> _BRIEF_
Find the lines in the entries that follow where the word "docs" occurs, and state how many there are, with no other words.

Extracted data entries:
* * *

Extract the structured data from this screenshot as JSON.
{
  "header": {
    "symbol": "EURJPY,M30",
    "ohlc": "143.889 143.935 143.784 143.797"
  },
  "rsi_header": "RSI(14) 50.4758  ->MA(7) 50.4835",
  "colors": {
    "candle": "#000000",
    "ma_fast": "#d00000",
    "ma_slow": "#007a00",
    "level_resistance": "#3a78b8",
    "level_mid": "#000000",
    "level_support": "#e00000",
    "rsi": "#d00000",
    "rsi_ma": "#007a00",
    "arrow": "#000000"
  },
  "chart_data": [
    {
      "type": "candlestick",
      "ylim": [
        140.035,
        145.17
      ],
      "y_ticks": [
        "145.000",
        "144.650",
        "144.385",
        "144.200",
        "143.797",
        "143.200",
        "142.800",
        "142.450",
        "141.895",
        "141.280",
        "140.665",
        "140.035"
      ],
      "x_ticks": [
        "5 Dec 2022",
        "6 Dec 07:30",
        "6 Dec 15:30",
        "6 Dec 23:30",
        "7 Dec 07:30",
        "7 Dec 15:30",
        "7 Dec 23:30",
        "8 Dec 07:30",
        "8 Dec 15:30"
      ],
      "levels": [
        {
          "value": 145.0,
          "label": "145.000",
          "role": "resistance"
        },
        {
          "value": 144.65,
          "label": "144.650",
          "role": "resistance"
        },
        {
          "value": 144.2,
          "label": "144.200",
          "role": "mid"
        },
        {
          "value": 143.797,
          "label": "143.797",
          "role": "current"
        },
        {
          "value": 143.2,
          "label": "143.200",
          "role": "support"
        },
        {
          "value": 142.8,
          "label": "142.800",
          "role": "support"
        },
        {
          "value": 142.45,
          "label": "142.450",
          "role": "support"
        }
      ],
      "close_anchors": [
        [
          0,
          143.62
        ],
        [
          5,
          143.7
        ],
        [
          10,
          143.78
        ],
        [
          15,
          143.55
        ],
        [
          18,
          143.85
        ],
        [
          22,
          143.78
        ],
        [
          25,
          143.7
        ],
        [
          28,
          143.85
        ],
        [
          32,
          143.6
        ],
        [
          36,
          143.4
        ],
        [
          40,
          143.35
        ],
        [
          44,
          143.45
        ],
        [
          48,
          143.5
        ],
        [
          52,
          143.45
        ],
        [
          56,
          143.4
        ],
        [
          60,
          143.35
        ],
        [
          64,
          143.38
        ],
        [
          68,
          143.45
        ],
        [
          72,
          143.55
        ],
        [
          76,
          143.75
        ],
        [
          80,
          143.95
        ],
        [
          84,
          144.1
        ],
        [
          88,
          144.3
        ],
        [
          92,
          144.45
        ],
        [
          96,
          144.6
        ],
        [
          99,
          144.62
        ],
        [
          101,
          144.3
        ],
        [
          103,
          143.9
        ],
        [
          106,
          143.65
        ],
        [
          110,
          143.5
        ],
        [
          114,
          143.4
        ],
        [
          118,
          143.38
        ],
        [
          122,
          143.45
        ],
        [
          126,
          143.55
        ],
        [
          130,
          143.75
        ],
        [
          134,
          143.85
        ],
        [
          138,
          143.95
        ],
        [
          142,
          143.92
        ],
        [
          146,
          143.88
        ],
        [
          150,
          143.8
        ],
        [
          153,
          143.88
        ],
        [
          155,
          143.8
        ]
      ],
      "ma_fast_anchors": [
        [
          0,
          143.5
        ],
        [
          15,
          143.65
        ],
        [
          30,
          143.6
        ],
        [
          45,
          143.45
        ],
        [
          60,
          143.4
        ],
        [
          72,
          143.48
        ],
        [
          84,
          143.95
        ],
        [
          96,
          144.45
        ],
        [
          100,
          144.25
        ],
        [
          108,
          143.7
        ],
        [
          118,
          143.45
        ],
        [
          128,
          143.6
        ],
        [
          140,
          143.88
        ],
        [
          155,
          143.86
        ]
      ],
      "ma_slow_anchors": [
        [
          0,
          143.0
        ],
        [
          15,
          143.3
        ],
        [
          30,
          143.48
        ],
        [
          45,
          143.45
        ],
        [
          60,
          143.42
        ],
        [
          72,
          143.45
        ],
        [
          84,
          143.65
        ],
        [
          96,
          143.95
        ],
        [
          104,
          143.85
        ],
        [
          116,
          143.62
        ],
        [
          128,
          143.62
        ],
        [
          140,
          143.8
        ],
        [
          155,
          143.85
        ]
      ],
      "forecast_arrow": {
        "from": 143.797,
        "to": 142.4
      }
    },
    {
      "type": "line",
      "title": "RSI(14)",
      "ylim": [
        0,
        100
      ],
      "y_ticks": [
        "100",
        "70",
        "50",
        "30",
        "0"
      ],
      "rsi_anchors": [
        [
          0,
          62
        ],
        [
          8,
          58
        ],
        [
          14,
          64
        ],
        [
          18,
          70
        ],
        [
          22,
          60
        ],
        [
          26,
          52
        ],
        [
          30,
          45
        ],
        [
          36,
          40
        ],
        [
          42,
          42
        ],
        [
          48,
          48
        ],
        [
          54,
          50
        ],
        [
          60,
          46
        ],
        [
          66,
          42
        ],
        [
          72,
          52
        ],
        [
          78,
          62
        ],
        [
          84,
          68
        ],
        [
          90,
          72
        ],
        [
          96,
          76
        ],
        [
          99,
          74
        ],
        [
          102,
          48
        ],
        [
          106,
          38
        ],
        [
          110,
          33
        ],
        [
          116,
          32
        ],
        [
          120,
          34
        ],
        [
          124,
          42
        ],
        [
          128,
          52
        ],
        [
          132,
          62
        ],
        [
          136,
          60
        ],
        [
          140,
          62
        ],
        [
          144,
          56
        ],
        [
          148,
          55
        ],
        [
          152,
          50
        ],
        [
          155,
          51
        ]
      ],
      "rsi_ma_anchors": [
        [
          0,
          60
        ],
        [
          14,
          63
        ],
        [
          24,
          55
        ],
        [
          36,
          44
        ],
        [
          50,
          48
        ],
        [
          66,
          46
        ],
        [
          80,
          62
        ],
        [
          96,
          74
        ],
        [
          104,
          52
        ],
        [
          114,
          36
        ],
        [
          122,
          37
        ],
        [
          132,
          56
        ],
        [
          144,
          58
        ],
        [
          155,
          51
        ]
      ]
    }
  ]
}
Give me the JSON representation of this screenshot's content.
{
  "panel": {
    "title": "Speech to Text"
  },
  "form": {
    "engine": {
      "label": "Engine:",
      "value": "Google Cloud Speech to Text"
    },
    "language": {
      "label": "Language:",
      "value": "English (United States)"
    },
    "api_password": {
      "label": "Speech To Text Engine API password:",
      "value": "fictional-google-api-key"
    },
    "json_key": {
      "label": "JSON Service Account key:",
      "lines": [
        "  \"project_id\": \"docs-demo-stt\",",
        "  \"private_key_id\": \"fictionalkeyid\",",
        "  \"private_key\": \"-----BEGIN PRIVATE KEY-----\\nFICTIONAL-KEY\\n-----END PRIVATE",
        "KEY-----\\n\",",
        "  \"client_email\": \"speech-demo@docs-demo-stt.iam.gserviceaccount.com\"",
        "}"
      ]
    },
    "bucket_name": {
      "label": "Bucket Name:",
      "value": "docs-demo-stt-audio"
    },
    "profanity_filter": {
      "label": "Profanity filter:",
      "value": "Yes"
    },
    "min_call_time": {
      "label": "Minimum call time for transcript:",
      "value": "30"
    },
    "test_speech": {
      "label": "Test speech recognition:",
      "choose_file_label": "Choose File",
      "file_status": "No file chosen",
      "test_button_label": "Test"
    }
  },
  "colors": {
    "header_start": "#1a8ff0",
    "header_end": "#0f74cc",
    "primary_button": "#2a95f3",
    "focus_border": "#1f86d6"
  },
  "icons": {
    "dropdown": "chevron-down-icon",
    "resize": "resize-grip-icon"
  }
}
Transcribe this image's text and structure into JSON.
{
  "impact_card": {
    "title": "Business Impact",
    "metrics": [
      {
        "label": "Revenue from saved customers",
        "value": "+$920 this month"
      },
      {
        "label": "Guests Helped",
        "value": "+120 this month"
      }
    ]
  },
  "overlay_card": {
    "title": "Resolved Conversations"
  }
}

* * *

> _OUTPUT OF THE EXERCISE_
3